→ TASK OBJECTIVE: Where a line holds the word "this", copy that line from the data below.

→ SUPPLIED INFORMATION:

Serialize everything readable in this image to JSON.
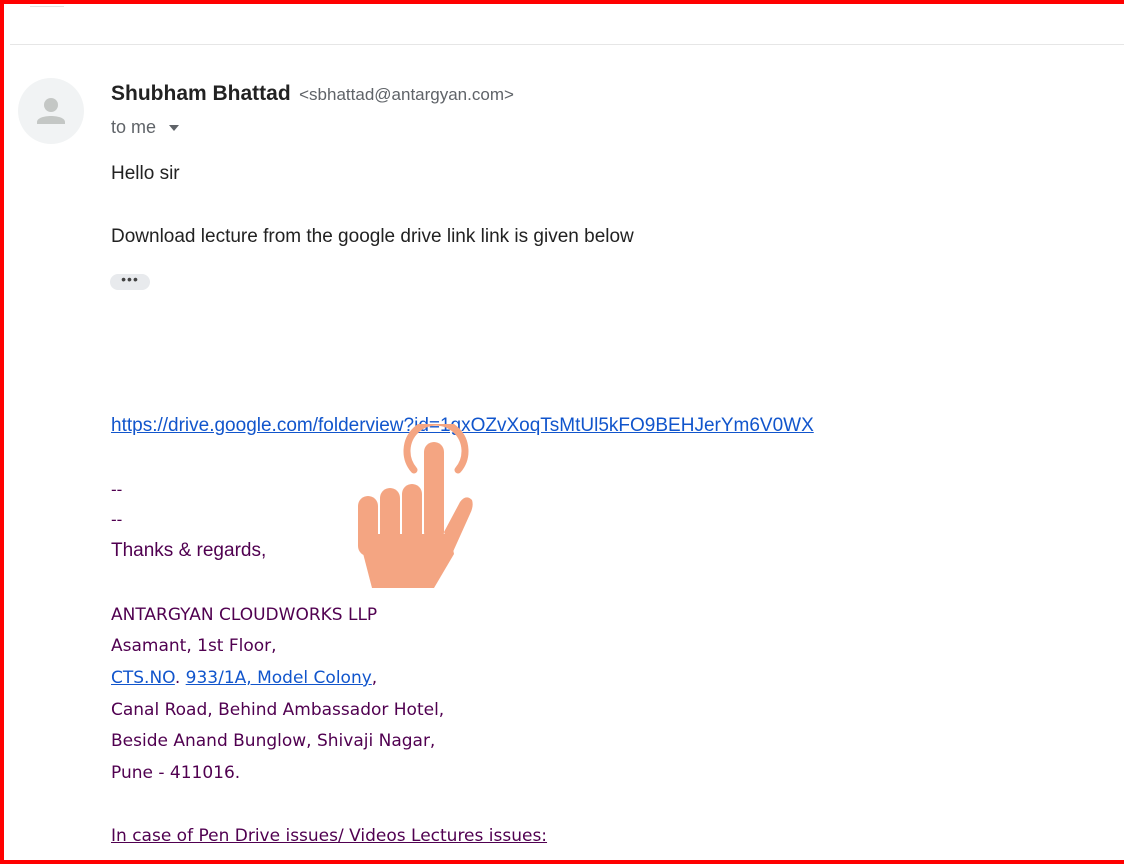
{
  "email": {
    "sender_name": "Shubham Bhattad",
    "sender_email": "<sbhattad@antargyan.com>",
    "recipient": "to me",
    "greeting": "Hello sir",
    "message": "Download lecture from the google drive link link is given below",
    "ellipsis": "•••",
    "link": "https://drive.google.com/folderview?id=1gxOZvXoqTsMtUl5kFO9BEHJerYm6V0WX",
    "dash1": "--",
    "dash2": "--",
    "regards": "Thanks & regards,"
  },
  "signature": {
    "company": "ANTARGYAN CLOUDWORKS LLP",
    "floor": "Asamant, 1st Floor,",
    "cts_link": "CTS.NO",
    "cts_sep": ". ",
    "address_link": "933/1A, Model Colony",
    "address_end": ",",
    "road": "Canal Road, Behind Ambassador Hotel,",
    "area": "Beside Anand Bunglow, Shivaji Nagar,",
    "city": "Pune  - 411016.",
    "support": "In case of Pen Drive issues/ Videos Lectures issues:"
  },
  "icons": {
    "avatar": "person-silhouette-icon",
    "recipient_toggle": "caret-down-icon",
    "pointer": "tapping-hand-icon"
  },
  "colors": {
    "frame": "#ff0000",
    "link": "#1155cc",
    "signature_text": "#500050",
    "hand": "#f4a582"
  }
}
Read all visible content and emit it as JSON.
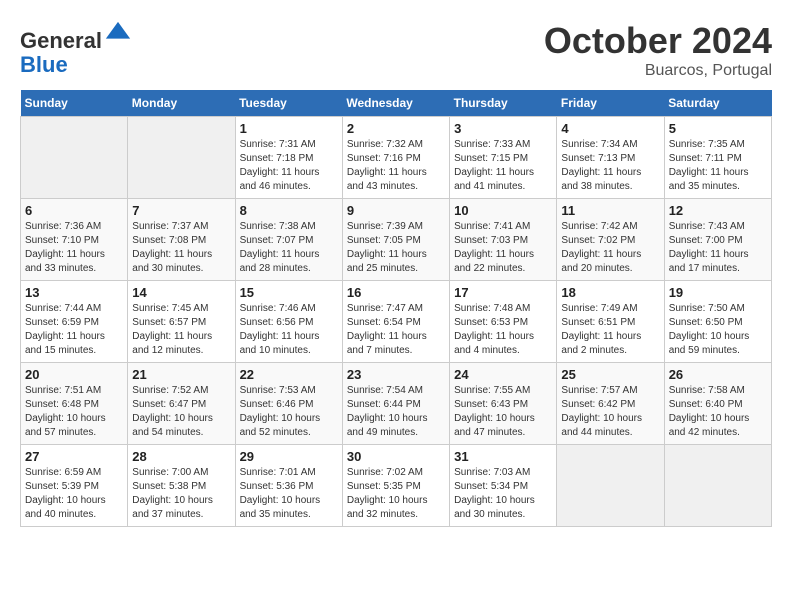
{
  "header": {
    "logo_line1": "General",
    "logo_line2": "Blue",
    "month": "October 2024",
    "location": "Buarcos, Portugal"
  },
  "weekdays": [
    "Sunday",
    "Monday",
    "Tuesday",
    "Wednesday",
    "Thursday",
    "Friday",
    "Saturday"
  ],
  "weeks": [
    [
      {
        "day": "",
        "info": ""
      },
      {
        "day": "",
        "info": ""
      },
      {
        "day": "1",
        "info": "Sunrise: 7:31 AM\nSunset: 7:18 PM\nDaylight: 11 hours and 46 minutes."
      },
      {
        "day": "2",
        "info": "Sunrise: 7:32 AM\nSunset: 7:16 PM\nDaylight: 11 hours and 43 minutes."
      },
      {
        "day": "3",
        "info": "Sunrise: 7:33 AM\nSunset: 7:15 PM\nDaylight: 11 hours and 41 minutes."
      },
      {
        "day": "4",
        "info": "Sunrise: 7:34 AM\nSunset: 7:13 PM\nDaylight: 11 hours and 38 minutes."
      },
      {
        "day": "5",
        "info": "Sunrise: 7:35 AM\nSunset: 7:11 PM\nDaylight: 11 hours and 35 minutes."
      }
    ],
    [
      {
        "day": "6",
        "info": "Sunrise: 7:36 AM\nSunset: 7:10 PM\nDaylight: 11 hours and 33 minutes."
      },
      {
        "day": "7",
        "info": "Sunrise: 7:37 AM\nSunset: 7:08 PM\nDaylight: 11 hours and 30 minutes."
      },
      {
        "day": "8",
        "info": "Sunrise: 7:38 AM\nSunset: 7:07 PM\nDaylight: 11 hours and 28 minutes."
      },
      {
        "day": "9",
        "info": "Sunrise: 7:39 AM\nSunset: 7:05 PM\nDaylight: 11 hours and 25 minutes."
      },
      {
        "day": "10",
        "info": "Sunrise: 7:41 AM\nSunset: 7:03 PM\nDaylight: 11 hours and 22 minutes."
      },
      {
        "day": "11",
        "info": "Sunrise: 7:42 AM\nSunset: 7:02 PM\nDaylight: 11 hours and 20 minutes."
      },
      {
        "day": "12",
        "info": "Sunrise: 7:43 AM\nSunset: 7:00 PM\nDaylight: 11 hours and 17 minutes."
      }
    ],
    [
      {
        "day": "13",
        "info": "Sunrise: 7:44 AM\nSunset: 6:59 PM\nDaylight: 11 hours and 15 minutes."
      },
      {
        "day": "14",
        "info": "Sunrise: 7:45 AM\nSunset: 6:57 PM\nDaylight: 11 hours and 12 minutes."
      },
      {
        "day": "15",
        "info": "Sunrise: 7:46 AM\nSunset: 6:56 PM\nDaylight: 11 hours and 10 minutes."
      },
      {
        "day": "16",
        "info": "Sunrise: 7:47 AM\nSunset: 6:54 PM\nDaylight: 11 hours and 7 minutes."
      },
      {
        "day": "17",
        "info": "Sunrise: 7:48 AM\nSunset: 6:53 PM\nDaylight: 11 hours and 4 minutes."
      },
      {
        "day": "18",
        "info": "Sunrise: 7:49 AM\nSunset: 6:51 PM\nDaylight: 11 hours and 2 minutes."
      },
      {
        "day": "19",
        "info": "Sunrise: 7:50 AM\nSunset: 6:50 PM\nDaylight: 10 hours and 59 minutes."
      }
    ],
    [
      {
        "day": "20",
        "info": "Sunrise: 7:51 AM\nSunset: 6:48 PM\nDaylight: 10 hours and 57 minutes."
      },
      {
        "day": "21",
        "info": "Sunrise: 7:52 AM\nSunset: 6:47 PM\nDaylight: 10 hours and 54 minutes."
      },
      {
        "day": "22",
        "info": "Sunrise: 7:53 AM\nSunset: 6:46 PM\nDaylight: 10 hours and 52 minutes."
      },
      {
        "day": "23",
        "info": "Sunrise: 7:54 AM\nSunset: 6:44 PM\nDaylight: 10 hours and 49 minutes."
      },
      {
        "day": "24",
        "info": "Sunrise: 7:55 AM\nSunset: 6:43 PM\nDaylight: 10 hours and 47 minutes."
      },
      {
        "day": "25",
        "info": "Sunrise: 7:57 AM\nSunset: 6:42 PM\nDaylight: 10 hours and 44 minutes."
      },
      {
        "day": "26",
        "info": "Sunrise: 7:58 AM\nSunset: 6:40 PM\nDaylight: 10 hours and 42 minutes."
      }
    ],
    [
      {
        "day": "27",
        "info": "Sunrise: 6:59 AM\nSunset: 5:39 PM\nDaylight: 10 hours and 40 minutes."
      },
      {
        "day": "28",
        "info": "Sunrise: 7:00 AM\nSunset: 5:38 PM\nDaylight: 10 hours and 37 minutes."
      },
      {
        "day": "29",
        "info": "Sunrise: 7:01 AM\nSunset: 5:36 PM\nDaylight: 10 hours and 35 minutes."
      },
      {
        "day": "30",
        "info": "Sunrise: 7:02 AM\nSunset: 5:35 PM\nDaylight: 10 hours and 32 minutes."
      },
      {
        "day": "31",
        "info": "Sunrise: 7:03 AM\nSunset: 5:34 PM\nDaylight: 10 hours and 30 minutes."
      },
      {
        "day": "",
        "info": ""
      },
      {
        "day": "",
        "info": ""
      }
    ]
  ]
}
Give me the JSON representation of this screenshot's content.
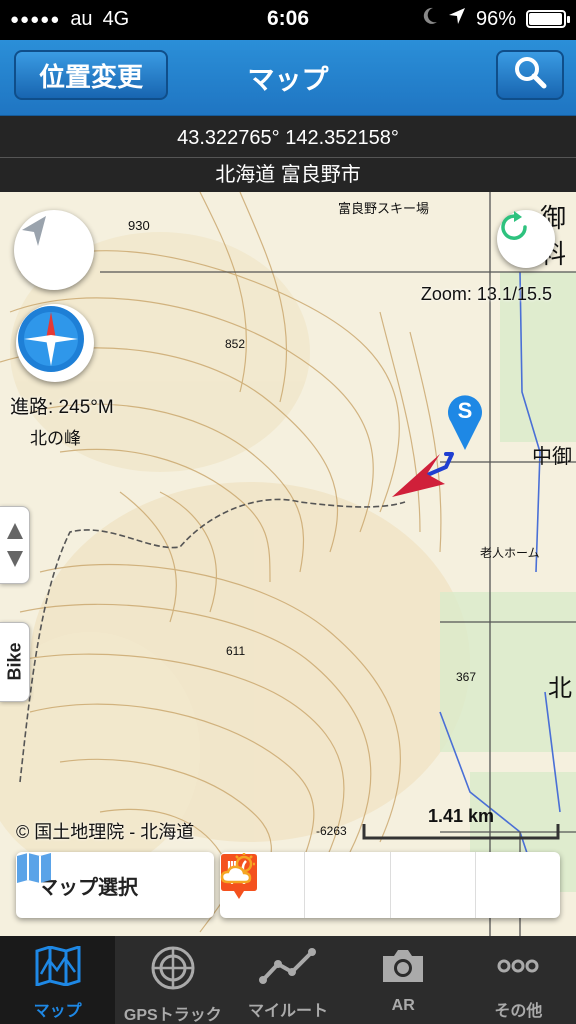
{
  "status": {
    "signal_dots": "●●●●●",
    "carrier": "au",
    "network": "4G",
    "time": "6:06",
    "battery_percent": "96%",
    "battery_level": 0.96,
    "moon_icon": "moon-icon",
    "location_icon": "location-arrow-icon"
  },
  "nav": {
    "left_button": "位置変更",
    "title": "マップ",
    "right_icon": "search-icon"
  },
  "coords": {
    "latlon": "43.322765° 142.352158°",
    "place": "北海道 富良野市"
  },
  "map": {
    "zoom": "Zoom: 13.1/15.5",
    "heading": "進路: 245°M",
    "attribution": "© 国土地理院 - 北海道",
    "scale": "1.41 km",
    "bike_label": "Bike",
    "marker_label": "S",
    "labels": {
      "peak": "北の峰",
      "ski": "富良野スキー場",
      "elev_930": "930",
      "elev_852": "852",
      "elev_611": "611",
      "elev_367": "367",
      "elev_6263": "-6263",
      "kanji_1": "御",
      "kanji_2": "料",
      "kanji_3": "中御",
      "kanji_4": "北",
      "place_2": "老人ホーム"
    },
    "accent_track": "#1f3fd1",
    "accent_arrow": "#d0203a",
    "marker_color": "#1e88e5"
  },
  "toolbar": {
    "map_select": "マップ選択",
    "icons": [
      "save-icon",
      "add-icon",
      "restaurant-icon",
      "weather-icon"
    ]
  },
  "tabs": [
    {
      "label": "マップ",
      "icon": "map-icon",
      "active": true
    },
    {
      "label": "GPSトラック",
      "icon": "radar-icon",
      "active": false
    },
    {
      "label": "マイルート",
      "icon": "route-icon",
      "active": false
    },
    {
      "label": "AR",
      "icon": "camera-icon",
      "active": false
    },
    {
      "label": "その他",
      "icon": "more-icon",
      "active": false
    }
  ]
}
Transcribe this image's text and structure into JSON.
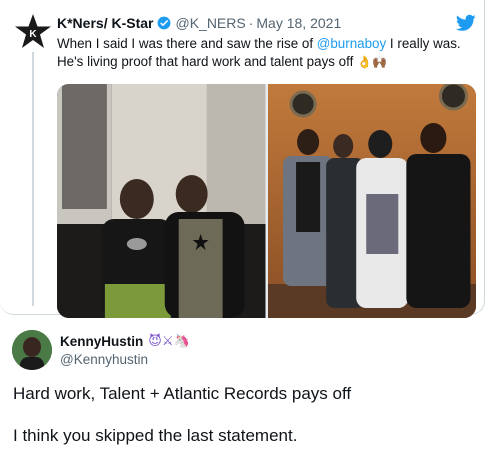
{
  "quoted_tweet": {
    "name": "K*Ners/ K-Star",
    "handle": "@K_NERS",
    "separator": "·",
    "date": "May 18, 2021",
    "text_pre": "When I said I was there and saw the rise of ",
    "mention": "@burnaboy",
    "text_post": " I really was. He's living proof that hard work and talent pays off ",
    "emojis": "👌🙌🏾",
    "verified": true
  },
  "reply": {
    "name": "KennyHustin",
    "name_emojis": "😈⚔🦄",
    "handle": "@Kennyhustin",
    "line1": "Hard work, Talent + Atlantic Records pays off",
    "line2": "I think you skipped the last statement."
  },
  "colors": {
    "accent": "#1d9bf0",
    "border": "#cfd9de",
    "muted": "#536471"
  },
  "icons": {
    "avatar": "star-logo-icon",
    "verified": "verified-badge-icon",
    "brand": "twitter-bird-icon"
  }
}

→ ANSWER SECTION:
Serialize everything readable in this image to JSON.
Give me the JSON representation of this screenshot's content.
Transcribe this image's text and structure into JSON.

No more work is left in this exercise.